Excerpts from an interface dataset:
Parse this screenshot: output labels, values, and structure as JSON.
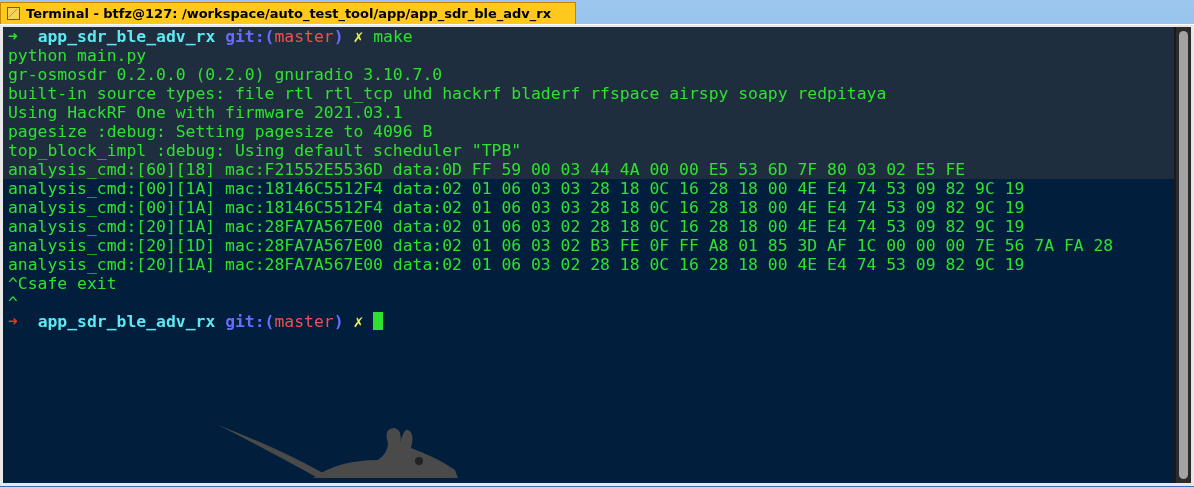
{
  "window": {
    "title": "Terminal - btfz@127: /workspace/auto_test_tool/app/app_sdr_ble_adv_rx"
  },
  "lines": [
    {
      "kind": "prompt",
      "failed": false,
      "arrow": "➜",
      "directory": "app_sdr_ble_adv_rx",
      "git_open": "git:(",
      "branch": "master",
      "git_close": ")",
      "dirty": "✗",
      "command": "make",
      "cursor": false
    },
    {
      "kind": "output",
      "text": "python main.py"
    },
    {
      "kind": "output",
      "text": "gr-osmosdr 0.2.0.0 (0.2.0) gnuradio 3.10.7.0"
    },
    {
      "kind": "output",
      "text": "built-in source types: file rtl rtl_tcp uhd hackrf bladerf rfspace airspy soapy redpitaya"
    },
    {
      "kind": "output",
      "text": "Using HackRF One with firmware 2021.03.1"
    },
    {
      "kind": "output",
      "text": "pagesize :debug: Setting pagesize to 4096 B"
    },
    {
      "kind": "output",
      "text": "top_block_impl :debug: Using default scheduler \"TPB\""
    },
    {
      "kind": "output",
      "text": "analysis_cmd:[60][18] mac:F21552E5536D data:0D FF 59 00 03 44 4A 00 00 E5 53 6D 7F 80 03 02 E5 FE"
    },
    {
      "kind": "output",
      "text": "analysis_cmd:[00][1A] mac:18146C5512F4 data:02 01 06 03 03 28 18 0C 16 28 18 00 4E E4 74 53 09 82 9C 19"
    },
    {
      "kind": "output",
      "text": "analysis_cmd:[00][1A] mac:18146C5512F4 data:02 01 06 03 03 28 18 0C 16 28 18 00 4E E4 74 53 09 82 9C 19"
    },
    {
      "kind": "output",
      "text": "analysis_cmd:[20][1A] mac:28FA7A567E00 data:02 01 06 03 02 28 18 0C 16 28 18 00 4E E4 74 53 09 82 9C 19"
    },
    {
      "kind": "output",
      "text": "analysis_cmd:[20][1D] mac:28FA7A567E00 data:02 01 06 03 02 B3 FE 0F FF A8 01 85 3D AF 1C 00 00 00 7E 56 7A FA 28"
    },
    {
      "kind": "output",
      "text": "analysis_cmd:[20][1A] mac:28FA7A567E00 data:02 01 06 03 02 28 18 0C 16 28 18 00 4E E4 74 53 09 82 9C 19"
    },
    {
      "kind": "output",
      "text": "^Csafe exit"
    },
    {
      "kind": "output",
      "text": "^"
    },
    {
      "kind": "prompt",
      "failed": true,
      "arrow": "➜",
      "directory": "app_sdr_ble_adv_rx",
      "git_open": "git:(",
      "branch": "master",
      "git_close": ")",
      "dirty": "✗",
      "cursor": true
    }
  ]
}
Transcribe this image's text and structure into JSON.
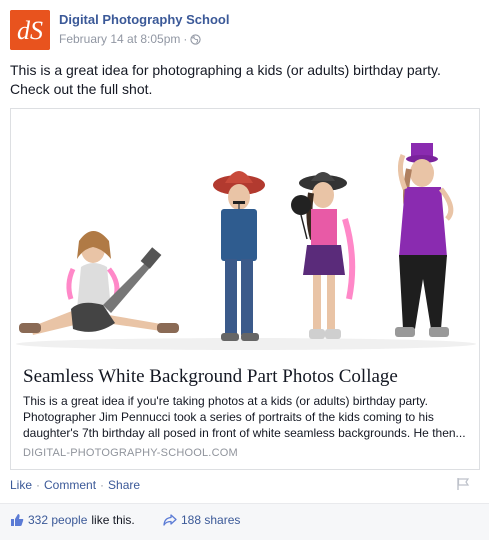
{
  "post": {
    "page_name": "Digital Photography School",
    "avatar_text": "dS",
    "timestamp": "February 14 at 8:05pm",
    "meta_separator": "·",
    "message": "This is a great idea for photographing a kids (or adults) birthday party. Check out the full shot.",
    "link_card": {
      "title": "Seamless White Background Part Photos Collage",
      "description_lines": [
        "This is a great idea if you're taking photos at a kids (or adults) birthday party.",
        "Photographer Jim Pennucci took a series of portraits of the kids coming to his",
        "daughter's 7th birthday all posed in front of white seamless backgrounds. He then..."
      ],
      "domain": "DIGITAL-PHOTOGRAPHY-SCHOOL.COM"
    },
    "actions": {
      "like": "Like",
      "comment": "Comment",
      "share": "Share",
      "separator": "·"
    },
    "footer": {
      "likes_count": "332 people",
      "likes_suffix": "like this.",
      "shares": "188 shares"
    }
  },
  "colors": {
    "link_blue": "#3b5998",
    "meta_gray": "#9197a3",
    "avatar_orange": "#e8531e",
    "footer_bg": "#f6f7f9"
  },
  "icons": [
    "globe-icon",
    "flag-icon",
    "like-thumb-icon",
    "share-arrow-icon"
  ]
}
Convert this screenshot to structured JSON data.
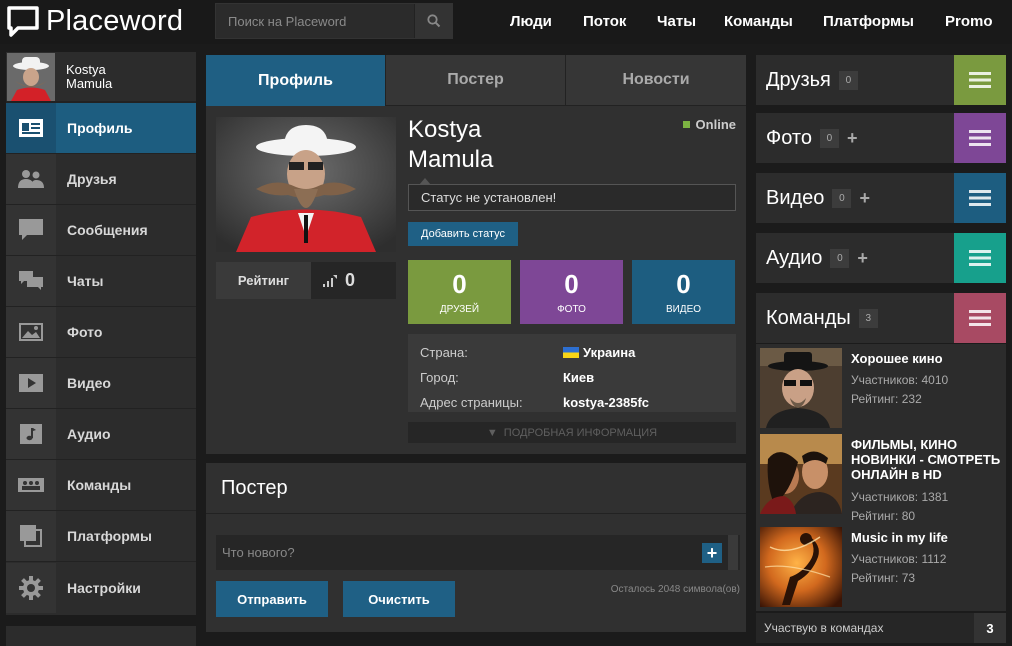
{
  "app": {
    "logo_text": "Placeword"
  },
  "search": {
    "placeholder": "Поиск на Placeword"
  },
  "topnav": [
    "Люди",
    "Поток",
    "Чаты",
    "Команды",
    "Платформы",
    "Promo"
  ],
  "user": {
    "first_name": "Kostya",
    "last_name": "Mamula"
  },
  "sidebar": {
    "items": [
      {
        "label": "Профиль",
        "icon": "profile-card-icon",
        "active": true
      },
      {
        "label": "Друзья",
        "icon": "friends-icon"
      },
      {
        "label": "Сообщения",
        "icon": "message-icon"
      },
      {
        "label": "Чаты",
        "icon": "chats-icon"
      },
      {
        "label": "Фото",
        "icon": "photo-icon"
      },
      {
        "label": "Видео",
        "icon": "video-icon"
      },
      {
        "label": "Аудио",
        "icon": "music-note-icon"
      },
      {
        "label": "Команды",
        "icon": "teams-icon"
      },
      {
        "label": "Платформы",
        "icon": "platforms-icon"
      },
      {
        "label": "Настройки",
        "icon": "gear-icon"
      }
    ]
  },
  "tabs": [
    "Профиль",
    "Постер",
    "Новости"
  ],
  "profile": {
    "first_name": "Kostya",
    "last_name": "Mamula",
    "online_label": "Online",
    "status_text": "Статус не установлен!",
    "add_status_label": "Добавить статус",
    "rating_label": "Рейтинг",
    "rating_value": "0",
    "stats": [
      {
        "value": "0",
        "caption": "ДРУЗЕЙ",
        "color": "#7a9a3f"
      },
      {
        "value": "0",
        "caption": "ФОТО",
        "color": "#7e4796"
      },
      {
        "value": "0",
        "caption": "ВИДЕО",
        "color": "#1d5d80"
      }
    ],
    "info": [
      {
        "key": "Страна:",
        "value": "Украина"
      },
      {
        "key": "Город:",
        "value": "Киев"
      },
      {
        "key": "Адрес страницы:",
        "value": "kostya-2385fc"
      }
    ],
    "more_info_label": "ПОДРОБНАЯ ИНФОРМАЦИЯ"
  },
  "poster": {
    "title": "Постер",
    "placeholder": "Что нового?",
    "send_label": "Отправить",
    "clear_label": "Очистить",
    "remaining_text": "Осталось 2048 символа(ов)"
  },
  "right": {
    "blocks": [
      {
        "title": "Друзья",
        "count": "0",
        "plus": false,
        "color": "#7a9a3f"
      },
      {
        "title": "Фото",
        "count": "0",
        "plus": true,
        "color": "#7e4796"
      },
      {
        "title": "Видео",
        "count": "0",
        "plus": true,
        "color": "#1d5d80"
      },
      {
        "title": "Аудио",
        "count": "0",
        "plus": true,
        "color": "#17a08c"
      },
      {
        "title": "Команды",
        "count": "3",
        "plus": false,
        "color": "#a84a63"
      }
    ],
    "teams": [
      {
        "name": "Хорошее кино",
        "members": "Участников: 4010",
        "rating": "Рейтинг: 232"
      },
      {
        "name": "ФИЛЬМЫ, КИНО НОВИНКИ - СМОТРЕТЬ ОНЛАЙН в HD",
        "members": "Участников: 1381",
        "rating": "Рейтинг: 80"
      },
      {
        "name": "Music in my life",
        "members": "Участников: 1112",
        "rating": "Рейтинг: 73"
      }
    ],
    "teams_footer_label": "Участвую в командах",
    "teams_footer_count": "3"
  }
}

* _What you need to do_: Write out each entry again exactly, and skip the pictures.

* _Task result_:
Parse this screenshot: output labels, values, and structure as JSON.
{
  "window": {
    "title": "Terminal - btfz@127: /workspace/auto_test_tool/app/app_sdr_ble_adv_rx"
  },
  "lines": [
    {
      "kind": "prompt",
      "failed": false,
      "arrow": "➜",
      "directory": "app_sdr_ble_adv_rx",
      "git_open": "git:(",
      "branch": "master",
      "git_close": ")",
      "dirty": "✗",
      "command": "make",
      "cursor": false
    },
    {
      "kind": "output",
      "text": "python main.py"
    },
    {
      "kind": "output",
      "text": "gr-osmosdr 0.2.0.0 (0.2.0) gnuradio 3.10.7.0"
    },
    {
      "kind": "output",
      "text": "built-in source types: file rtl rtl_tcp uhd hackrf bladerf rfspace airspy soapy redpitaya"
    },
    {
      "kind": "output",
      "text": "Using HackRF One with firmware 2021.03.1"
    },
    {
      "kind": "output",
      "text": "pagesize :debug: Setting pagesize to 4096 B"
    },
    {
      "kind": "output",
      "text": "top_block_impl :debug: Using default scheduler \"TPB\""
    },
    {
      "kind": "output",
      "text": "analysis_cmd:[60][18] mac:F21552E5536D data:0D FF 59 00 03 44 4A 00 00 E5 53 6D 7F 80 03 02 E5 FE"
    },
    {
      "kind": "output",
      "text": "analysis_cmd:[00][1A] mac:18146C5512F4 data:02 01 06 03 03 28 18 0C 16 28 18 00 4E E4 74 53 09 82 9C 19"
    },
    {
      "kind": "output",
      "text": "analysis_cmd:[00][1A] mac:18146C5512F4 data:02 01 06 03 03 28 18 0C 16 28 18 00 4E E4 74 53 09 82 9C 19"
    },
    {
      "kind": "output",
      "text": "analysis_cmd:[20][1A] mac:28FA7A567E00 data:02 01 06 03 02 28 18 0C 16 28 18 00 4E E4 74 53 09 82 9C 19"
    },
    {
      "kind": "output",
      "text": "analysis_cmd:[20][1D] mac:28FA7A567E00 data:02 01 06 03 02 B3 FE 0F FF A8 01 85 3D AF 1C 00 00 00 7E 56 7A FA 28"
    },
    {
      "kind": "output",
      "text": "analysis_cmd:[20][1A] mac:28FA7A567E00 data:02 01 06 03 02 28 18 0C 16 28 18 00 4E E4 74 53 09 82 9C 19"
    },
    {
      "kind": "output",
      "text": "^Csafe exit"
    },
    {
      "kind": "output",
      "text": "^"
    },
    {
      "kind": "prompt",
      "failed": true,
      "arrow": "➜",
      "directory": "app_sdr_ble_adv_rx",
      "git_open": "git:(",
      "branch": "master",
      "git_close": ")",
      "dirty": "✗",
      "cursor": true
    }
  ]
}
Transcribe this image's text and structure into JSON.
{
  "post": {
    "page_name": "Digital Photography School",
    "avatar_text": "dS",
    "timestamp": "February 14 at 8:05pm",
    "meta_separator": "·",
    "message": "This is a great idea for photographing a kids (or adults) birthday party. Check out the full shot.",
    "link_card": {
      "title": "Seamless White Background Part Photos Collage",
      "description_lines": [
        "This is a great idea if you're taking photos at a kids (or adults) birthday party.",
        "Photographer Jim Pennucci took a series of portraits of the kids coming to his",
        "daughter's 7th birthday all posed in front of white seamless backgrounds. He then..."
      ],
      "domain": "DIGITAL-PHOTOGRAPHY-SCHOOL.COM"
    },
    "actions": {
      "like": "Like",
      "comment": "Comment",
      "share": "Share",
      "separator": "·"
    },
    "footer": {
      "likes_count": "332 people",
      "likes_suffix": "like this.",
      "shares": "188 shares"
    }
  },
  "colors": {
    "link_blue": "#3b5998",
    "meta_gray": "#9197a3",
    "avatar_orange": "#e8531e",
    "footer_bg": "#f6f7f9"
  },
  "icons": [
    "globe-icon",
    "flag-icon",
    "like-thumb-icon",
    "share-arrow-icon"
  ]
}
Convert this screenshot to structured JSON data.
{
  "app": {
    "logo_text": "Placeword"
  },
  "search": {
    "placeholder": "Поиск на Placeword"
  },
  "topnav": [
    "Люди",
    "Поток",
    "Чаты",
    "Команды",
    "Платформы",
    "Promo"
  ],
  "user": {
    "first_name": "Kostya",
    "last_name": "Mamula"
  },
  "sidebar": {
    "items": [
      {
        "label": "Профиль",
        "icon": "profile-card-icon",
        "active": true
      },
      {
        "label": "Друзья",
        "icon": "friends-icon"
      },
      {
        "label": "Сообщения",
        "icon": "message-icon"
      },
      {
        "label": "Чаты",
        "icon": "chats-icon"
      },
      {
        "label": "Фото",
        "icon": "photo-icon"
      },
      {
        "label": "Видео",
        "icon": "video-icon"
      },
      {
        "label": "Аудио",
        "icon": "music-note-icon"
      },
      {
        "label": "Команды",
        "icon": "teams-icon"
      },
      {
        "label": "Платформы",
        "icon": "platforms-icon"
      },
      {
        "label": "Настройки",
        "icon": "gear-icon"
      }
    ]
  },
  "tabs": [
    "Профиль",
    "Постер",
    "Новости"
  ],
  "profile": {
    "first_name": "Kostya",
    "last_name": "Mamula",
    "online_label": "Online",
    "status_text": "Статус не установлен!",
    "add_status_label": "Добавить статус",
    "rating_label": "Рейтинг",
    "rating_value": "0",
    "stats": [
      {
        "value": "0",
        "caption": "ДРУЗЕЙ",
        "color": "#7a9a3f"
      },
      {
        "value": "0",
        "caption": "ФОТО",
        "color": "#7e4796"
      },
      {
        "value": "0",
        "caption": "ВИДЕО",
        "color": "#1d5d80"
      }
    ],
    "info": [
      {
        "key": "Страна:",
        "value": "Украина"
      },
      {
        "key": "Город:",
        "value": "Киев"
      },
      {
        "key": "Адрес страницы:",
        "value": "kostya-2385fc"
      }
    ],
    "more_info_label": "ПОДРОБНАЯ ИНФОРМАЦИЯ"
  },
  "poster": {
    "title": "Постер",
    "placeholder": "Что нового?",
    "send_label": "Отправить",
    "clear_label": "Очистить",
    "remaining_text": "Осталось 2048 символа(ов)"
  },
  "right": {
    "blocks": [
      {
        "title": "Друзья",
        "count": "0",
        "plus": false,
        "color": "#7a9a3f"
      },
      {
        "title": "Фото",
        "count": "0",
        "plus": true,
        "color": "#7e4796"
      },
      {
        "title": "Видео",
        "count": "0",
        "plus": true,
        "color": "#1d5d80"
      },
      {
        "title": "Аудио",
        "count": "0",
        "plus": true,
        "color": "#17a08c"
      },
      {
        "title": "Команды",
        "count": "3",
        "plus": false,
        "color": "#a84a63"
      }
    ],
    "teams": [
      {
        "name": "Хорошее кино",
        "members": "Участников: 4010",
        "rating": "Рейтинг: 232"
      },
      {
        "name": "ФИЛЬМЫ, КИНО НОВИНКИ - СМОТРЕТЬ ОНЛАЙН в HD",
        "members": "Участников: 1381",
        "rating": "Рейтинг: 80"
      },
      {
        "name": "Music in my life",
        "members": "Участников: 1112",
        "rating": "Рейтинг: 73"
      }
    ],
    "teams_footer_label": "Участвую в командах",
    "teams_footer_count": "3"
  }
}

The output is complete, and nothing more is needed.